> _EXTRACTED INFORMATION_:

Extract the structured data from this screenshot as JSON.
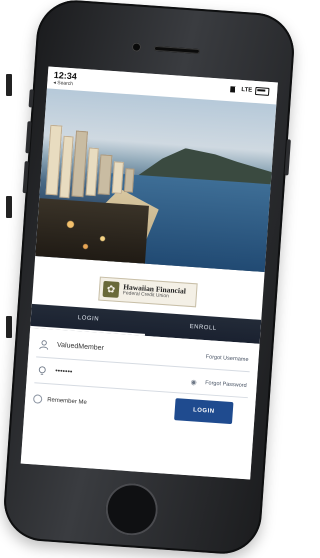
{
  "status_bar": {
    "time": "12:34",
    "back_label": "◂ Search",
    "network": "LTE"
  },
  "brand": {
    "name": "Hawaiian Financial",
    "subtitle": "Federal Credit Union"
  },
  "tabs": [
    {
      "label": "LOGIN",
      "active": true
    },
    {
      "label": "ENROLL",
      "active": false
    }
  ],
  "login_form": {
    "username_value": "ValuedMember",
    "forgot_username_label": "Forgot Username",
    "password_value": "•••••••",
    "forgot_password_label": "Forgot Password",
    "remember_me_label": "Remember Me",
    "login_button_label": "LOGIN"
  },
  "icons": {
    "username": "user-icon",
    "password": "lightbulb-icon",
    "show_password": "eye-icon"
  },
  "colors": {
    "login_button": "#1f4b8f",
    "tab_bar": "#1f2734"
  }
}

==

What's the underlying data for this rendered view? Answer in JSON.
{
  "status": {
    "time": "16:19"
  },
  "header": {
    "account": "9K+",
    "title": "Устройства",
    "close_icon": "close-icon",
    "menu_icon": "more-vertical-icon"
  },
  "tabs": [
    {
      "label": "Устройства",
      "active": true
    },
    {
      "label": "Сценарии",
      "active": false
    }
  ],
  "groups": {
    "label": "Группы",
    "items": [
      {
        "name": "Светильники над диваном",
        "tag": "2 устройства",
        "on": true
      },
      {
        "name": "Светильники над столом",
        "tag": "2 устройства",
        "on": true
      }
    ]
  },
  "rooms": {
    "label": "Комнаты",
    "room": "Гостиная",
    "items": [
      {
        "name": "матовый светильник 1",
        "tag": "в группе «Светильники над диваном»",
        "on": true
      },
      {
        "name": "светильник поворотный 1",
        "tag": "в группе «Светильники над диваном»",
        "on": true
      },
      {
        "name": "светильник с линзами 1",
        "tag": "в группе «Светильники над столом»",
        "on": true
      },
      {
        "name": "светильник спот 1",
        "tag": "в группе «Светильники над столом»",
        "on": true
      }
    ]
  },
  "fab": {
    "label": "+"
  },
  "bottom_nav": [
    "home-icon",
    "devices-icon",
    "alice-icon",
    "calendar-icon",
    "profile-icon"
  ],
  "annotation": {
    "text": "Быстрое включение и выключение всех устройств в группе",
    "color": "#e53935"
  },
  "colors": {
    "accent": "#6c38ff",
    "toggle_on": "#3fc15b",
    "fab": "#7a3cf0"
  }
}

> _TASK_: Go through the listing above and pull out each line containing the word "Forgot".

> _PROBLEM SOLUTION_:
    "forgot_username_label": "Forgot Username",
    "forgot_password_label": "Forgot Password",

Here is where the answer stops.